“There has never been a nation like this in the world,” he began, his eyes gleaming, “tradesmen, cobblers, tailors, waggoneers. [And yet on] Shabbat, each man became a king — a king! Children sitting around the table, the royal Sabbath … while in town: no movement, no motion, no wagons, just total silence — even the gentiles respect the Sabbath!”

This rousing speech was part of Begin’s 1981 pitch to suspend El Al flights on Shabbat. How was it possible, he argued, for the Jewish state’s national airline to fly on Shabbat, if in Brisk the gentiles respected Shabbat, and in Salonika, Greece, the bustling port had historically closed on Friday afternoon and only reopened on Sunday, in consideration for the majority of its workers, who were Jewish?

Begin’s bid to change the El Al flight schedules was successful, and ever since, for over 40 years, no El Al plane has taken off or landed on Shabbat, and so it will remain in perpetuity. And while this may not have been a political achievement at the level of Begin’s Nobel Prize-winning role in the Camp David Peace Accords signed with Egypt in 1979, it nonetheless shines a light onto Menachem Begin the Jew, as opposed to Menachem Begin the politician, or Menachem Begin the prime minister.

At the beginning of Parshat Kedoshim, the Jewish people are instructed to “be holy!” and then, in the next sentence, they are told to revere their parents and to observe the Shabbat. Most of the commentaries are confounded by the correlation of these two seemingly unconnected directives — one regarding an essential component of civilized society, the other a ritual law that relates to commemorating the creation narrative.

Most famously, Rashi quotes a passage in the Talmud (Bava Metzia 32a) which suggests that the association is deliberate and that the context is legal: if a father or mother tell their child to desecrate the Shabbat, the laws of Shabbat override one’s filial obligations.

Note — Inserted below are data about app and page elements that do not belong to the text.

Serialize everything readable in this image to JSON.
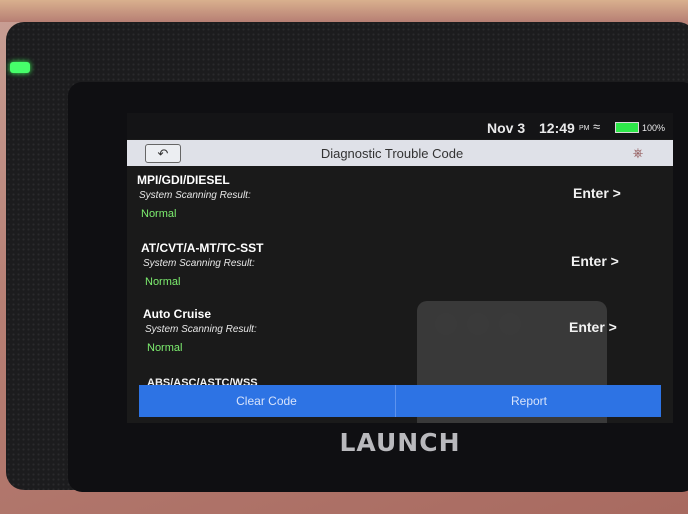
{
  "device": {
    "brand": "LAUNCH"
  },
  "status_bar": {
    "date": "Nov 3",
    "time": "12:49",
    "ampm": "PM",
    "battery": "100%",
    "wifi_icon": "wifi-icon",
    "battery_icon": "battery-icon"
  },
  "header": {
    "title": "Diagnostic Trouble Code",
    "back_icon": "back-arrow-icon",
    "exit_icon": "exit-icon"
  },
  "systems": [
    {
      "name": "MPI/GDI/DIESEL",
      "label": "System Scanning Result:",
      "status": "Normal",
      "action": "Enter >"
    },
    {
      "name": "AT/CVT/A-MT/TC-SST",
      "label": "System Scanning Result:",
      "status": "Normal",
      "action": "Enter >"
    },
    {
      "name": "Auto Cruise",
      "label": "System Scanning Result:",
      "status": "Normal",
      "action": "Enter >"
    }
  ],
  "partial_system": "ABS/ASC/ASTC/WSS",
  "buttons": {
    "clear": "Clear Code",
    "report": "Report"
  },
  "colors": {
    "accent": "#2d73e4",
    "status_normal": "#7dee6f",
    "title_bar": "#dfe1e8",
    "led": "#46ff6a"
  }
}
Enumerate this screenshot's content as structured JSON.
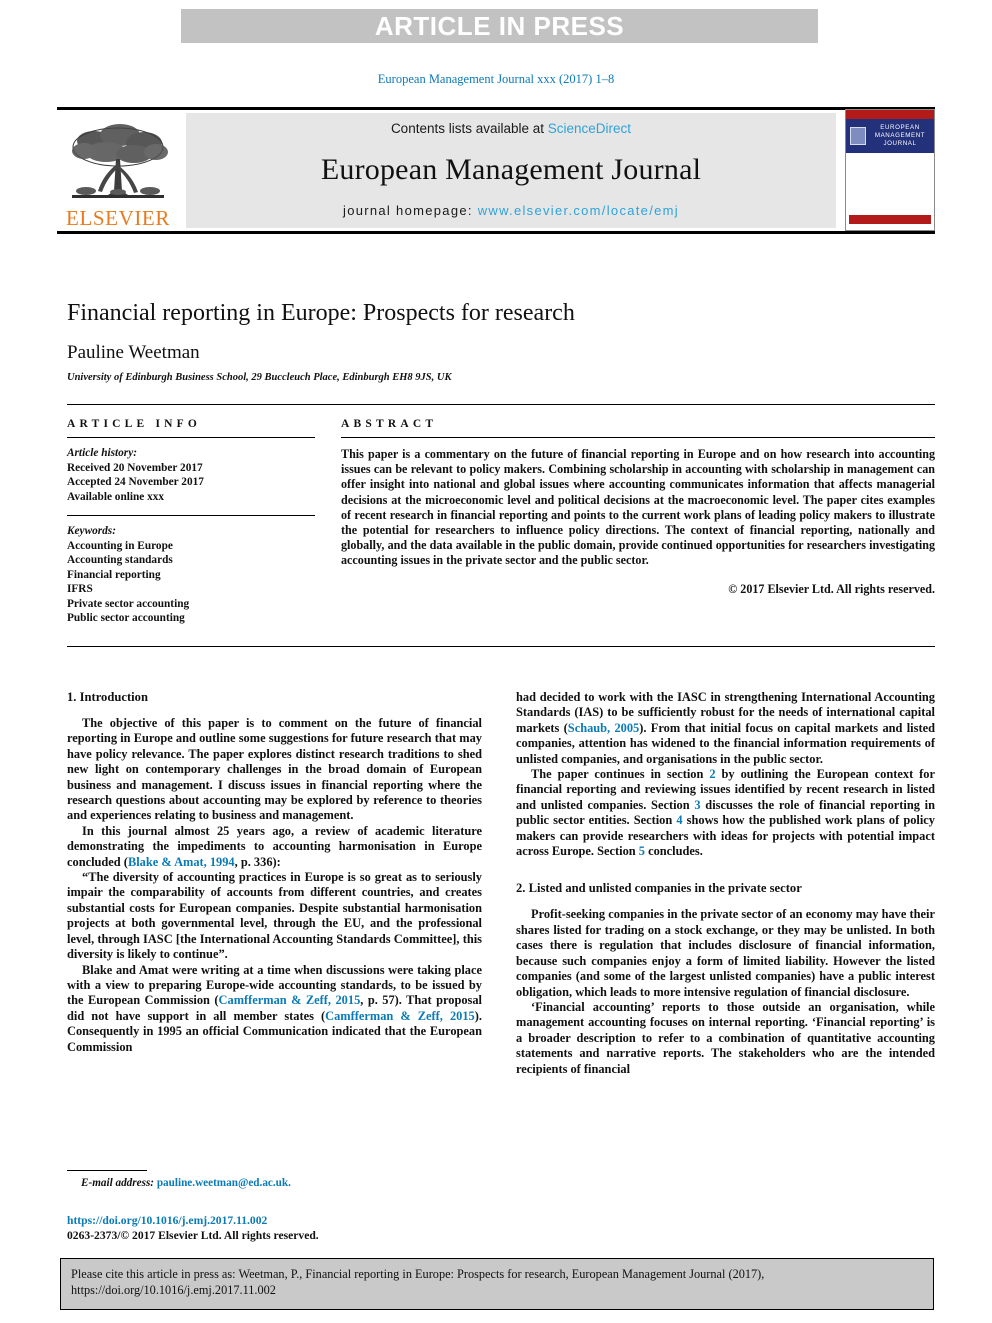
{
  "banner": {
    "text": "ARTICLE IN PRESS"
  },
  "running_head": "European Management Journal xxx (2017) 1–8",
  "masthead": {
    "contents_prefix": "Contents lists available at ",
    "sciencedirect": "ScienceDirect",
    "journal_title": "European Management Journal",
    "homepage_prefix": "journal homepage: ",
    "homepage_url": "www.elsevier.com/locate/emj",
    "publisher": "ELSEVIER",
    "cover_line1": "EUROPEAN",
    "cover_line2": "MANAGEMENT",
    "cover_line3": "JOURNAL"
  },
  "title_block": {
    "title": "Financial reporting in Europe: Prospects for research",
    "author": "Pauline Weetman",
    "affiliation": "University of Edinburgh Business School, 29 Buccleuch Place, Edinburgh EH8 9JS, UK"
  },
  "article_info": {
    "heading": "ARTICLE INFO",
    "history_label": "Article history:",
    "received": "Received 20 November 2017",
    "accepted": "Accepted 24 November 2017",
    "available": "Available online xxx",
    "keywords_label": "Keywords:",
    "keywords": [
      "Accounting in Europe",
      "Accounting standards",
      "Financial reporting",
      "IFRS",
      "Private sector accounting",
      "Public sector accounting"
    ]
  },
  "abstract": {
    "heading": "ABSTRACT",
    "text": "This paper is a commentary on the future of financial reporting in Europe and on how research into accounting issues can be relevant to policy makers. Combining scholarship in accounting with scholarship in management can offer insight into national and global issues where accounting communicates information that affects managerial decisions at the microeconomic level and political decisions at the macroeconomic level. The paper cites examples of recent research in financial reporting and points to the current work plans of leading policy makers to illustrate the potential for researchers to influence policy directions. The context of financial reporting, nationally and globally, and the data available in the public domain, provide continued opportunities for researchers investigating accounting issues in the private sector and the public sector.",
    "copyright": "© 2017 Elsevier Ltd. All rights reserved."
  },
  "body": {
    "section1_heading": "1. Introduction",
    "p1": "The objective of this paper is to comment on the future of financial reporting in Europe and outline some suggestions for future research that may have policy relevance. The paper explores distinct research traditions to shed new light on contemporary challenges in the broad domain of European business and management. I discuss issues in financial reporting where the research questions about accounting may be explored by reference to theories and experiences relating to business and management.",
    "p2_a": "In this journal almost 25 years ago, a review of academic literature demonstrating the impediments to accounting harmonisation in Europe concluded (",
    "p2_ref": "Blake & Amat, 1994",
    "p2_b": ", p. 336):",
    "p3": "“The diversity of accounting practices in Europe is so great as to seriously impair the comparability of accounts from different countries, and creates substantial costs for European companies. Despite substantial harmonisation projects at both governmental level, through the EU, and the professional level, through IASC [the International Accounting Standards Committee], this diversity is likely to continue”.",
    "p4_a": "Blake and Amat were writing at a time when discussions were taking place with a view to preparing Europe-wide accounting standards, to be issued by the European Commission (",
    "p4_ref1": "Camfferman & Zeff, 2015",
    "p4_b": ", p. 57). That proposal did not have support in all member states (",
    "p4_ref2": "Camfferman & Zeff, 2015",
    "p4_c": "). Consequently in 1995 an official Communication indicated that the European Commission",
    "p5_a": "had decided to work with the IASC in strengthening International Accounting Standards (IAS) to be sufficiently robust for the needs of international capital markets (",
    "p5_ref": "Schaub, 2005",
    "p5_b": "). From that initial focus on capital markets and listed companies, attention has widened to the financial information requirements of unlisted companies, and organisations in the public sector.",
    "p6_a": "The paper continues in section ",
    "p6_s2": "2",
    "p6_b": " by outlining the European context for financial reporting and reviewing issues identified by recent research in listed and unlisted companies. Section ",
    "p6_s3": "3",
    "p6_c": " discusses the role of financial reporting in public sector entities. Section ",
    "p6_s4": "4",
    "p6_d": " shows how the published work plans of policy makers can provide researchers with ideas for projects with potential impact across Europe. Section ",
    "p6_s5": "5",
    "p6_e": " concludes.",
    "section2_heading": "2. Listed and unlisted companies in the private sector",
    "p7": "Profit-seeking companies in the private sector of an economy may have their shares listed for trading on a stock exchange, or they may be unlisted. In both cases there is regulation that includes disclosure of financial information, because such companies enjoy a form of limited liability. However the listed companies (and some of the largest unlisted companies) have a public interest obligation, which leads to more intensive regulation of financial disclosure.",
    "p8": "‘Financial accounting’ reports to those outside an organisation, while management accounting focuses on internal reporting. ‘Financial reporting’ is a broader description to refer to a combination of quantitative accounting statements and narrative reports. The stakeholders who are the intended recipients of financial"
  },
  "footer": {
    "email_label": "E-mail address:",
    "email": "pauline.weetman@ed.ac.uk.",
    "doi": "https://doi.org/10.1016/j.emj.2017.11.002",
    "issn_line": "0263-2373/© 2017 Elsevier Ltd. All rights reserved."
  },
  "cite_box": {
    "line1": "Please cite this article in press as: Weetman, P., Financial reporting in Europe: Prospects for research, European Management Journal (2017),",
    "line2": "https://doi.org/10.1016/j.emj.2017.11.002"
  },
  "colors": {
    "link": "#0b7ab5",
    "sciencedirect": "#2ea3d8",
    "elsevier_orange": "#e87b1e",
    "banner_grey": "#c2c2c2",
    "masthead_grey": "#e6e6e6",
    "cite_grey": "#c9c9c9",
    "cover_navy": "#23307a",
    "cover_red": "#b31b1b"
  }
}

But I would like to offer another explanation, inspired by the profound words of Menachem Begin regarding Shabbat. No human being can deny the importance of respecting one’s parents. Since the dawn of history, in every society and culture, honoring one’s parents into old age is of paramount importance, recognized as a mark of human civilization.

Our father and mother are not just some random man or woman: they are very special, and they must be treated as such. And perhaps this is what the verse wants to highlight regarding Shabbat. In Jewish tradition, Shabbat is no less important than this most basic aspect of broader human culture.

For a Jew, treating Shabbat with reverence and respect, and not just like any other day of the week, is at the center of who we are — indeed, it is the very essence of Jewish identity.

The author is a rabbi in Beverly Hills, California.

The opinions presented by Algemeiner bloggers are solely theirs and do not represent those of The Algemeiner, its publishers or editors. If you would like to share your views with a blog post on The Algemeiner, please be in touch through our Contact page.

Share this Story: Share On Facebook Share On Twitter

Let your voice be heard!

Join the Algemeiner

Algemeiner.com

This site is protected by reCAPTCHA and the Google Privacy Policy and Terms of Service apply.